■ **Work instructions**
Your reply should hold every record exactly as given, with no pictures in it.

■ **Dataset content**
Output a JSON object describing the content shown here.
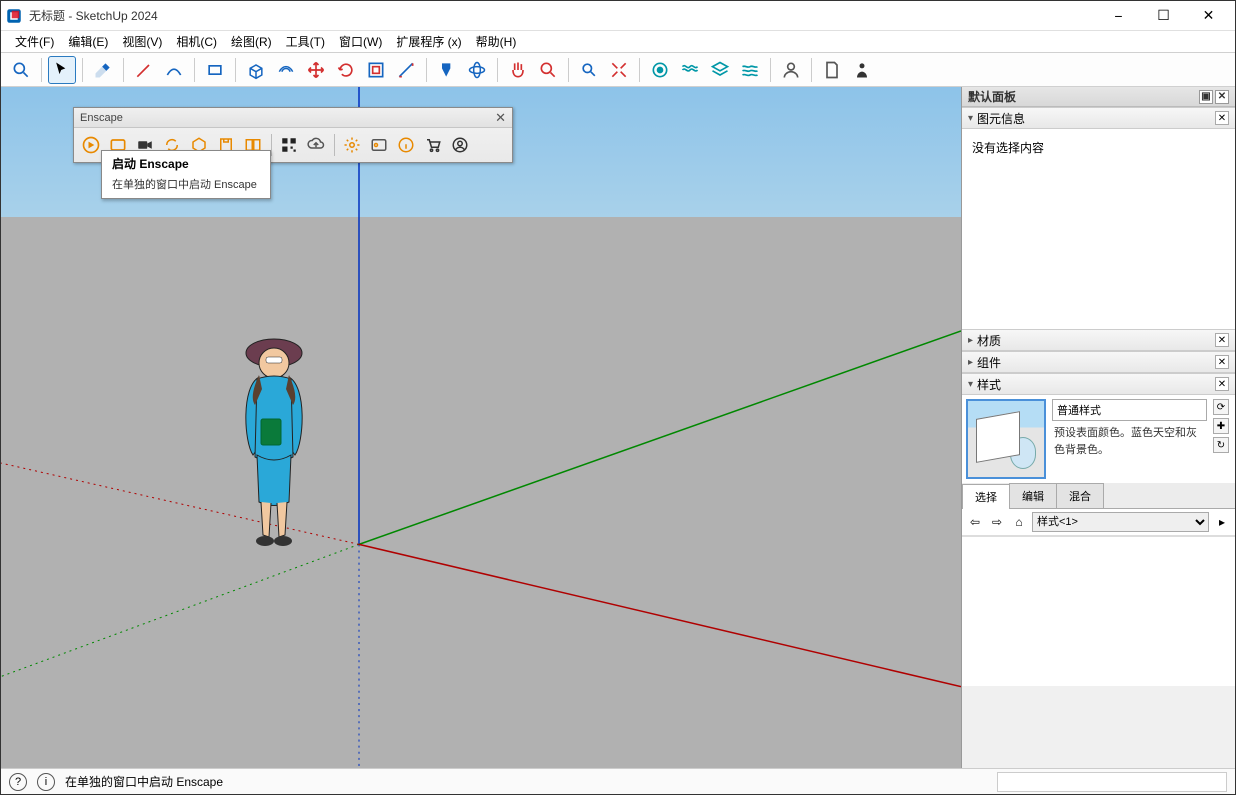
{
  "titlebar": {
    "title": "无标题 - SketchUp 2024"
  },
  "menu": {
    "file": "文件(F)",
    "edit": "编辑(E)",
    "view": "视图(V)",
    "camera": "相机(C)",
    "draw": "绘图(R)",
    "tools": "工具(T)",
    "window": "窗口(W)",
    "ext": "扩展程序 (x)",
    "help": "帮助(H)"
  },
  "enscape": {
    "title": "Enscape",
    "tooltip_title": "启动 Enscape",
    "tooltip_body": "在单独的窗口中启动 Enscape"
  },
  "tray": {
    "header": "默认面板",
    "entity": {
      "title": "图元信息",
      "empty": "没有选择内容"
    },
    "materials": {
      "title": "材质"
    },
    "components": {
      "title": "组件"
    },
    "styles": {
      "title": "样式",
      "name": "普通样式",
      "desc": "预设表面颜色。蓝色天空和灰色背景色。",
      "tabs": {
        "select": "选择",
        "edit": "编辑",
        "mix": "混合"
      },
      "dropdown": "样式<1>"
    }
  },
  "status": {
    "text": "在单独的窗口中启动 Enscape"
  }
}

■ **Written response**
Output a JSON object describing the content shown here.
{
  "titlebar": {
    "title": "无标题 - SketchUp 2024"
  },
  "menu": {
    "file": "文件(F)",
    "edit": "编辑(E)",
    "view": "视图(V)",
    "camera": "相机(C)",
    "draw": "绘图(R)",
    "tools": "工具(T)",
    "window": "窗口(W)",
    "ext": "扩展程序 (x)",
    "help": "帮助(H)"
  },
  "enscape": {
    "title": "Enscape",
    "tooltip_title": "启动 Enscape",
    "tooltip_body": "在单独的窗口中启动 Enscape"
  },
  "tray": {
    "header": "默认面板",
    "entity": {
      "title": "图元信息",
      "empty": "没有选择内容"
    },
    "materials": {
      "title": "材质"
    },
    "components": {
      "title": "组件"
    },
    "styles": {
      "title": "样式",
      "name": "普通样式",
      "desc": "预设表面颜色。蓝色天空和灰色背景色。",
      "tabs": {
        "select": "选择",
        "edit": "编辑",
        "mix": "混合"
      },
      "dropdown": "样式<1>"
    }
  },
  "status": {
    "text": "在单独的窗口中启动 Enscape"
  }
}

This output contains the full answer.